The Jackson Southernaires epitomize the gospel quartet sound: hard lead singing and preaching, bluesy rhythm, rich harmonies and messages that combine biblical truth with old-fashioned common sense. At the same time, the group is not afraid to use modern instruments in their live performances while maintaining a traditional foundation.
The group was formed in Jackson, Mississippi, in 1940 by local music producer Frank Crisler. Like many quartets, the Southernaires started by singing in local churches for freewill offerings. But in 1963, anchored by the combined talents of brothers Franklin “Frank” Delano Williams and Huey Proctor Williams, and electrifying vocalist Willie Banks, the quartet scored a record deal with Song Bird, a subsidiary of Peacock Records. Their debut single was the hard-driving The Greatest Creator.
During the early Song Bird years, the quartet consisted of Crisler, Frank and Huey Williams, Banks and Luther Jennings. A short while later, the group helped Frank and Huey’s younger brothers, Leonard, Melvin and Doug, sign their Williams Brothers quartet to Song Bird. The two groups even shared a Song Bird LP, He’s My Brother.
Five years after their first single, the Jackson Southernaires scored their first mega hit, Too Late. The mournful sermon-within-a-song was Song Bird’s most popular seller of the year and led to the group’s first full-length album. Other fan favorites during this period were the Banks-led On My Way Home, as well as How Long Will It Last and Don’t Let Him Catch You (With Your Work Undone). By this point, the Southernaires were on their way to becoming a national treasure. In addition to their long-running weekly radio broadcast, the group hosted their own television program, Gospel Unlimited, in 1973.
The Jackson Southernaires (consisting of Frank and Huey, Jennings, Paul Peters and Nathaniel Baldwin) not only became the label’s first gospel artist when they signed with Malaco Records in 1975, they also paved the way for the company’s now estimable Gospel Division, later managed by Frank Williams. For more than two decades, the Southernaires released a string of Malaco albums, all marinated in their trademark smooth southern soulfulness. Many made the Billboard Top Gospel Albums chart. Charting albums included All God’s Children and Down Home (both from 1975), Legendary Gentlemen (1979) and Lord, We Need Your Blessings (1985). They were named one of Billboard’s Top Ten Gospel/Soul Artists several years in a row.
In an era when gospel quartets were losing ground in radio play and record sales to gospel choirs, the Jackson Southernaires remained immensely popular. Radio favorites from their early Malaco years include Lord, Please Remember Me (1975), Just Can’t Make It By Myself (1978) and a gospelization of Anne Murray’s 1978 You Needed Me as I Needed Him (1980).
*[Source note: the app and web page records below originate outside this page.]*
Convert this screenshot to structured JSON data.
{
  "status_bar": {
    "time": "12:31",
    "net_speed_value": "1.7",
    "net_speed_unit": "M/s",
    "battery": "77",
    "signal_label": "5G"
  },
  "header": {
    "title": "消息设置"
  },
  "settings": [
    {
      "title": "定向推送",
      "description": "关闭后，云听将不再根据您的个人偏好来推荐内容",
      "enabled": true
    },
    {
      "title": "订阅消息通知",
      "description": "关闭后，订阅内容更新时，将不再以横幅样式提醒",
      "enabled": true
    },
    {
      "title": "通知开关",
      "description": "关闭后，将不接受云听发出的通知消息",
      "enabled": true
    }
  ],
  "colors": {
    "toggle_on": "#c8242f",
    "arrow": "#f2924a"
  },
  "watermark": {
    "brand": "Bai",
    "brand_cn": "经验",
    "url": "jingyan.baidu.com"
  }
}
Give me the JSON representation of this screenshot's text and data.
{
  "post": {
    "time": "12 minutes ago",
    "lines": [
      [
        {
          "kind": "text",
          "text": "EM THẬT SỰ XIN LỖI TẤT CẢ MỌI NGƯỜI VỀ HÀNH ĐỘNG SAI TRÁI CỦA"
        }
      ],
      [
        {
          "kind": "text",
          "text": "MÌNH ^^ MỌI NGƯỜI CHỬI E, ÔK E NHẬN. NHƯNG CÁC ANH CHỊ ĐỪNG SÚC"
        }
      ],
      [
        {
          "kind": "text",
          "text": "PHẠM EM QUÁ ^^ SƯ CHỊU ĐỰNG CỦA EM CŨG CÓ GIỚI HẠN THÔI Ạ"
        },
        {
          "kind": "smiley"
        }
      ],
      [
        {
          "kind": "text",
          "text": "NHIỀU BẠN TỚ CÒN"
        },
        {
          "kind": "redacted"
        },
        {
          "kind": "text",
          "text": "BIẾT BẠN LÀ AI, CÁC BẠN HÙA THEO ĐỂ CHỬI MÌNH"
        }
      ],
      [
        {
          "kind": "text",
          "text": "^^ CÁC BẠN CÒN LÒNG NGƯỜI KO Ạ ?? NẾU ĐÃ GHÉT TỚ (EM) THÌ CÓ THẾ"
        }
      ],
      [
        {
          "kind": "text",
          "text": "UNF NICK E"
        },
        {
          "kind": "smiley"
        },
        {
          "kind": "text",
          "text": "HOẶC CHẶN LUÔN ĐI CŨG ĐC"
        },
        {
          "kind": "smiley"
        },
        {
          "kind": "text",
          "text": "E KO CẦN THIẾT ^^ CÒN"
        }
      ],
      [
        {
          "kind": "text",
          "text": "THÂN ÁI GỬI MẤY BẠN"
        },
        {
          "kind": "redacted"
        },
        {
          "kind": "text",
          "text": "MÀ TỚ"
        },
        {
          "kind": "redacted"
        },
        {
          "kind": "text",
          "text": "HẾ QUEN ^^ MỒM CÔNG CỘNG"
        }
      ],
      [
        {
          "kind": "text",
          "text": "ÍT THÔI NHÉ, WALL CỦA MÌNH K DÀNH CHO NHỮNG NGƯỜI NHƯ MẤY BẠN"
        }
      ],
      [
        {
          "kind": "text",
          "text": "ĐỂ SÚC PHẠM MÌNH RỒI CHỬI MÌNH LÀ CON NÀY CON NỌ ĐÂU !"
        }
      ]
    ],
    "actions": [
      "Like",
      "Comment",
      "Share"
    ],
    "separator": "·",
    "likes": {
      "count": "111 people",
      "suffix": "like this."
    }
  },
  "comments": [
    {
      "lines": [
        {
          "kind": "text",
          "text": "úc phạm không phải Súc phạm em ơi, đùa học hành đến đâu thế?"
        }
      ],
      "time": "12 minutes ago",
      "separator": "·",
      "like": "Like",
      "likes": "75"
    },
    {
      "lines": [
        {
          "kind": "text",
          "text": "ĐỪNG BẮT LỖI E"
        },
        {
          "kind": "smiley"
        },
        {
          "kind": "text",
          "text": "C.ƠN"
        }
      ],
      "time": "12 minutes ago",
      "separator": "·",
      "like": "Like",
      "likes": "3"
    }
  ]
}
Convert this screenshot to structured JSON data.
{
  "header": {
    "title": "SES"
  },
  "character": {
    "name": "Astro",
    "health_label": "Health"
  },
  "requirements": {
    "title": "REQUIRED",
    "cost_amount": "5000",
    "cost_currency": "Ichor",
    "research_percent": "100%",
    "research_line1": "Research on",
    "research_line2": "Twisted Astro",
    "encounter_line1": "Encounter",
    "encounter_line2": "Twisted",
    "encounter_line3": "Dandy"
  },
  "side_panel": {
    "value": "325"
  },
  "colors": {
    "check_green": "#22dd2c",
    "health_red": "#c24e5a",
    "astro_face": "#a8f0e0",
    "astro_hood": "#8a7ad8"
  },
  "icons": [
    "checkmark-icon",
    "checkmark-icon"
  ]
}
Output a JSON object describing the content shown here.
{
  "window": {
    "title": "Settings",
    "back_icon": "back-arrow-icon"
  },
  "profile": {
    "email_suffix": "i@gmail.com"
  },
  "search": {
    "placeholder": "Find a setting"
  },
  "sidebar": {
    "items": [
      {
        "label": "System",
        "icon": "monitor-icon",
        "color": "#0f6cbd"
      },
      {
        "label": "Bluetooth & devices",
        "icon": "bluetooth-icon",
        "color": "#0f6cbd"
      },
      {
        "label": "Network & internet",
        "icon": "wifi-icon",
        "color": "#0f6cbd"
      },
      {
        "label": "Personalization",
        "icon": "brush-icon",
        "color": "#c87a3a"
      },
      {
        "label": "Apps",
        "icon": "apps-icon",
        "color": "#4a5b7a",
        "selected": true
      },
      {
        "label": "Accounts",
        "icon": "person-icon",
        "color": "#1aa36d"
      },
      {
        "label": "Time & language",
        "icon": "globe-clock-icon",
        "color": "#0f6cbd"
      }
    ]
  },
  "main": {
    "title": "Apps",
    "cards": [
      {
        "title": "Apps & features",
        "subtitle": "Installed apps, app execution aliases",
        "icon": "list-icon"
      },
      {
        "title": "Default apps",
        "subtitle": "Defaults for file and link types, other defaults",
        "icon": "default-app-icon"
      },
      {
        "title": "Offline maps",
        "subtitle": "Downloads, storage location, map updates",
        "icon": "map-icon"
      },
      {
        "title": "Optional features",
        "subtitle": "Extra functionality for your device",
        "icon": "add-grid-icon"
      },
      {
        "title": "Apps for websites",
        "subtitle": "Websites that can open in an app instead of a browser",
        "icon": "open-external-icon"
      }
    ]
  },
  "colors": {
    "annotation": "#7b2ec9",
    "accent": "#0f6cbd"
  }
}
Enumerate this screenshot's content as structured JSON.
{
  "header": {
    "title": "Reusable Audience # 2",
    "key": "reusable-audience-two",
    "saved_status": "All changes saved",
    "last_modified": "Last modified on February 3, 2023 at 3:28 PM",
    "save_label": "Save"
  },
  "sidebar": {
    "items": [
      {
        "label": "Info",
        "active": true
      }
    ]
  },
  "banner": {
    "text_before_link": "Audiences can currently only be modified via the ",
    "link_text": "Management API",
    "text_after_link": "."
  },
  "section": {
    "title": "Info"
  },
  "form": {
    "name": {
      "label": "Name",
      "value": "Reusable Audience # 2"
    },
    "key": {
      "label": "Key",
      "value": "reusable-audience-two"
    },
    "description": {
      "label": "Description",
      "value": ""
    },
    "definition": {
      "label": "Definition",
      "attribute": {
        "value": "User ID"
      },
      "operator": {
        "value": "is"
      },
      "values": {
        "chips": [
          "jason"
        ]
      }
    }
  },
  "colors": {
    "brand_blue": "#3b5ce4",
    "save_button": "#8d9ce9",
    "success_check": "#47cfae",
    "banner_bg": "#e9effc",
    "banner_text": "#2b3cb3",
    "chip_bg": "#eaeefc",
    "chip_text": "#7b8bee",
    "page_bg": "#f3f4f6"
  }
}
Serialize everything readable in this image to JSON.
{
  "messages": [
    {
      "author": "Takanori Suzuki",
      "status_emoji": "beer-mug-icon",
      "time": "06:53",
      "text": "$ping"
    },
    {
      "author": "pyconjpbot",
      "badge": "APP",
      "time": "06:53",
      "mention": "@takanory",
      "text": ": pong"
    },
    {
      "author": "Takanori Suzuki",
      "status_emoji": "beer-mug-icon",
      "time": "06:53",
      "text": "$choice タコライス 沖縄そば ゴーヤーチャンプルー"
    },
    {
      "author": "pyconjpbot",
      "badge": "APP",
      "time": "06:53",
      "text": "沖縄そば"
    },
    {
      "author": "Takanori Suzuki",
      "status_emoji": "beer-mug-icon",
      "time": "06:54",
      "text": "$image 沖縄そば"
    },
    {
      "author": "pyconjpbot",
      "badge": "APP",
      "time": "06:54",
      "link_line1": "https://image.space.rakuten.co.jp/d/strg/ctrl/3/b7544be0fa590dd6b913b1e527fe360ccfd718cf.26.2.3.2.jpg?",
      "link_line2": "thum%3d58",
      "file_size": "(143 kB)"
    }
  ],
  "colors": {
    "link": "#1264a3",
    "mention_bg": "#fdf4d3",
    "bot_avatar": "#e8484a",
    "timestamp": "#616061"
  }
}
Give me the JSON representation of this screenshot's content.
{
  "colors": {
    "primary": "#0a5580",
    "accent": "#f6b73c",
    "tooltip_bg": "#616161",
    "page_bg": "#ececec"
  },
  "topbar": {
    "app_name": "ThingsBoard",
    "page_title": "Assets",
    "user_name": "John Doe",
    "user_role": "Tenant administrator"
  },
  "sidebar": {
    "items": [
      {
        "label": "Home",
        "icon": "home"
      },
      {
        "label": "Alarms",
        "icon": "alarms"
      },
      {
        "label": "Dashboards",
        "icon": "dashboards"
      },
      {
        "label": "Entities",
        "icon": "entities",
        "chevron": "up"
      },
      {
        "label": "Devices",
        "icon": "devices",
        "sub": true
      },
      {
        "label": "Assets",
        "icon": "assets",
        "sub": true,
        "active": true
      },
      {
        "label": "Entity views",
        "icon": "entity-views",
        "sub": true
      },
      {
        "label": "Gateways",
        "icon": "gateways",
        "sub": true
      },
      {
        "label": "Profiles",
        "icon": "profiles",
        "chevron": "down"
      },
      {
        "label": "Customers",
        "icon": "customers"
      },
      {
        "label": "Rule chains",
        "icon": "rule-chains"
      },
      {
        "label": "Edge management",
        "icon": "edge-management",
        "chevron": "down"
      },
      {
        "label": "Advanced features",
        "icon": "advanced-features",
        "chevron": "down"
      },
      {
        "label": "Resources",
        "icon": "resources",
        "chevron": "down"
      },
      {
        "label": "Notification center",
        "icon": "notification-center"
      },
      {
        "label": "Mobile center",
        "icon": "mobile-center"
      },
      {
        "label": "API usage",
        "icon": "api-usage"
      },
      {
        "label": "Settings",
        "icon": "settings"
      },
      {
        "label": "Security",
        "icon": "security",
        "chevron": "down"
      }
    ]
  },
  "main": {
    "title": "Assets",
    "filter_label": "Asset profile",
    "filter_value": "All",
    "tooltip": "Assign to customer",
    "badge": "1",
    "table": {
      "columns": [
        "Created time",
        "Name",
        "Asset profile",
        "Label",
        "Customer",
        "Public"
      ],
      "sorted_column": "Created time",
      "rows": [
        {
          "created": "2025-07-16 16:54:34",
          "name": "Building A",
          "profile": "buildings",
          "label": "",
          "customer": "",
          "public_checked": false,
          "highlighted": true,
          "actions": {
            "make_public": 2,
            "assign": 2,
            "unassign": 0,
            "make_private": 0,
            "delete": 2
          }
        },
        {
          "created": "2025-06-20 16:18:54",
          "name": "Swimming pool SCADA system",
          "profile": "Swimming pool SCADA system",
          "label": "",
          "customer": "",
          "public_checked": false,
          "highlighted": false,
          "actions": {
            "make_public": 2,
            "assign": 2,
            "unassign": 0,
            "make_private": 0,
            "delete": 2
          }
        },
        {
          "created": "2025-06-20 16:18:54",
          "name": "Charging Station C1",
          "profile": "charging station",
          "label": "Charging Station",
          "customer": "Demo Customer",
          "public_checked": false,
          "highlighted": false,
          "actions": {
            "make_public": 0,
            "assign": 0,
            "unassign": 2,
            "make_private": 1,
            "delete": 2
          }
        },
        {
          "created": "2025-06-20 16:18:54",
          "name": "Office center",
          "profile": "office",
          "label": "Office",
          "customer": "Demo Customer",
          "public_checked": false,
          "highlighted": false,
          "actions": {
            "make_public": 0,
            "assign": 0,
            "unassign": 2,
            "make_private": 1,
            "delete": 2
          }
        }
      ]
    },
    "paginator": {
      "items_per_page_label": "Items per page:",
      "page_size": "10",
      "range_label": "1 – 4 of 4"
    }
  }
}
The Jackson Southernaires had a knack for striking a tender chord in the hearts of their listeners with heartwarming story songs such as Too Late, Thank You Mama for Praying for Me and their cover of Red Sovine’s 1976 CB radio novelty, Teddy Bear.
In addition to their own output, the quartet assisted Prince Dixon on three of his albums. Malaco released one of them: 1976’s Prince Dixon with the Jackson Southernaires. They also supported the Reverend Curtis Watson on his self-titled Malaco album in 1978.
The Gospel Music Workshop of America named the Jackson Southernaires its Traditional Male Group of the Year in 1987, 1988 and 1989. They won their first Stellar Award in 1989 and in 1992 were nominated for a Grammy in the Best Traditional Gospel Album for Thank You Mama for Praying for Me. But in 1993 the group was dealt a severe blow when longtime member and driving force Frank Williams passed away at age 45. The men continued to release new material, such as The Word in Song (1995) and The Brothers Dream . . . Alive (1996).
With new personnel, the Jackson Southernaires remain active in the new millennium. In 2010, Jackson, Mississippi, honored their hometown heroes by renaming the street Bailey Avenue Extension “Jackson Southernaires Drive.”